.He recited the following prayer Whether the child is conscious or unconscious, whether it is day or night, let all the Gods led by Indra protect the child. Known as the Niskarmana or first outing, it was usually performed in the third of fourth month. It implies the need for the child to be taken out in the open from this time on and is also believed to impress on the child the grandeur of the universe. Perhaps the first achievement of a child is when it starts to focus. The child usually finds its hands a source of great joy and starts gazing at them clenching and opening its tiny fists. The Tamil community makes a sweet preparation called kozhakattai at the time. This is prepare by clenching it in the hands to shape it an action reflecting the childs own.

In Andhra, a sweet preparation of rice flour and jaggery called Mudha kudumulu is made and given to relatives with the childs own hand a celebration of its ability to grasp. Other achievements such as the ability to make a sound or the ability to roll over are celebrated by the preparation of typical sweets. When the child crosses the threshold of the house for the first time, a coconut is broken in many communities. Perhaps the most important milestone in the first year of the childs life is the introduction to solid food. Known as the Anna prasanam the food is prepared with care and is first consecrated by offering it to the family deity. In some cases parents take the child to a temple to perform this ceremony.

The Guruvayoor temple in Kerala is a well known location for this ceremony. The first few months of a childs life are thus a series of celebrations each acknowledging the movement of the child from one stage of development to the other. This phase culminates in a grand celebration of the childs first birthday a matter of importance in most Indian communities, and marked by various rituals and functions. Thus the ceremonies and growth go hand in hand in a celebration of life and development through the first year of the child.

Required Materials:

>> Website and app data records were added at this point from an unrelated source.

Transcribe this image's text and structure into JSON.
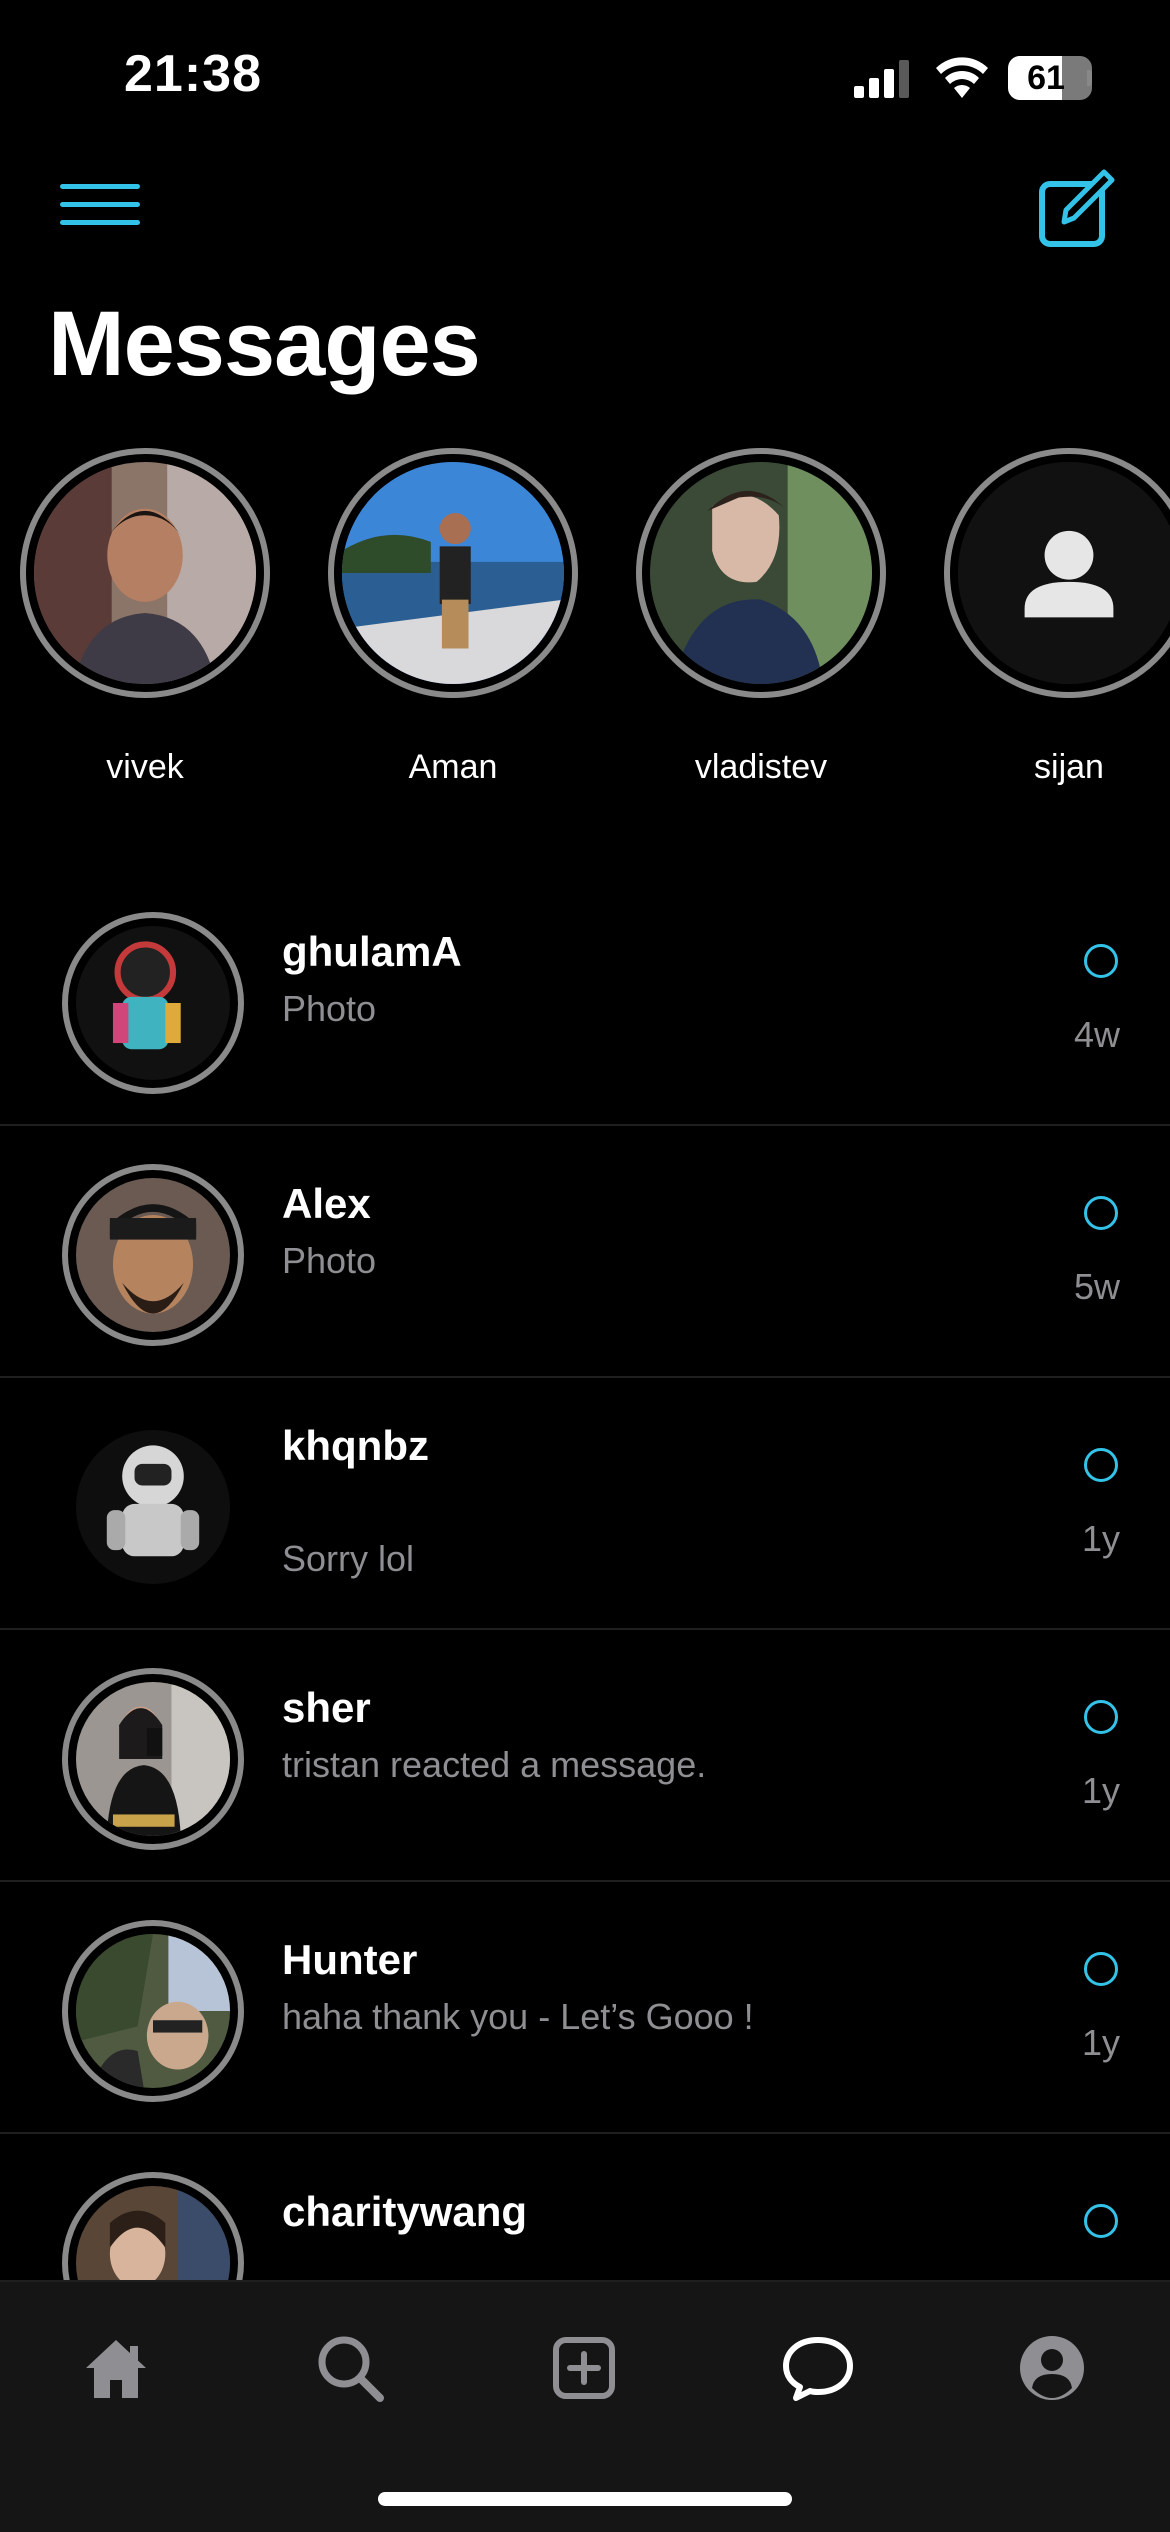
{
  "status_bar": {
    "time": "21:38",
    "battery": "61"
  },
  "header": {
    "title": "Messages",
    "menu_icon": "hamburger-menu-icon",
    "compose_icon": "compose-icon"
  },
  "stories": [
    {
      "name": "vivek"
    },
    {
      "name": "Aman"
    },
    {
      "name": "vladistev"
    },
    {
      "name": "sijan"
    }
  ],
  "conversations": [
    {
      "name": "ghulamA",
      "message": "Photo",
      "time": "4w"
    },
    {
      "name": "Alex",
      "message": "Photo",
      "time": "5w"
    },
    {
      "name": "khqnbz",
      "message": "Sorry lol",
      "time": "1y"
    },
    {
      "name": "sher",
      "message": "tristan reacted a message.",
      "time": "1y"
    },
    {
      "name": "Hunter",
      "message": "haha thank you - Let’s Gooo !",
      "time": "1y"
    },
    {
      "name": "charitywang",
      "message": "",
      "time": ""
    }
  ],
  "tab_bar": {
    "items": [
      "home-icon",
      "search-icon",
      "add-post-icon",
      "messages-icon",
      "profile-icon"
    ]
  },
  "colors": {
    "accent": "#33c2e8",
    "background": "#000000",
    "secondary_text": "#8e8e93",
    "ring": "#8a8a8a"
  }
}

Turmeric Powder
1 Packet
1 Packet
Sandalwood Paste / Powder
1 Packet
Incense sticks
1 Packet
1 Packet
4 Bunches
12 Bananas & 5 Variety fruits- 5 fruits for each variety
Betel leaves and nuts
15 + 15
Dry Coconut (whole)
5 Lbs
Kalas Vastram
1 Towel or 2 Yards fabric
Coins (quarters)
Devotees choice
1 Pound
Sugar candy (Kalakanda)
1 Packet
Rice (Cooked)
1 Cup